**What you have to do**
Present the following data again exactly as it is shown.

(Page and application data records)
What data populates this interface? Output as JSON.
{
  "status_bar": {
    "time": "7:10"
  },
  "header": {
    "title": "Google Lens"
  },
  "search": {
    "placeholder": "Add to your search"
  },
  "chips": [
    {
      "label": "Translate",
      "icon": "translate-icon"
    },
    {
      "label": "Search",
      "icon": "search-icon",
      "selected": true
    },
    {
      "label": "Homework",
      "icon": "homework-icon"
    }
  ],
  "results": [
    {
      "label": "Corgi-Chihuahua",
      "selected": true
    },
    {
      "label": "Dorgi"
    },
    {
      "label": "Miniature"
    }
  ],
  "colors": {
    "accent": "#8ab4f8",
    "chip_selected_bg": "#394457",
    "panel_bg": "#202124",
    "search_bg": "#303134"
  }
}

**Written solution**
What data populates this interface? Output as JSON.
{
  "status_bar": {
    "time": "7:10"
  },
  "header": {
    "title": "Google Lens"
  },
  "search": {
    "placeholder": "Add to your search"
  },
  "chips": [
    {
      "label": "Translate",
      "icon": "translate-icon"
    },
    {
      "label": "Search",
      "icon": "search-icon",
      "selected": true
    },
    {
      "label": "Homework",
      "icon": "homework-icon"
    }
  ],
  "results": [
    {
      "label": "Corgi-Chihuahua",
      "selected": true
    },
    {
      "label": "Dorgi"
    },
    {
      "label": "Miniature"
    }
  ],
  "colors": {
    "accent": "#8ab4f8",
    "chip_selected_bg": "#394457",
    "panel_bg": "#202124",
    "search_bg": "#303134"
  }
}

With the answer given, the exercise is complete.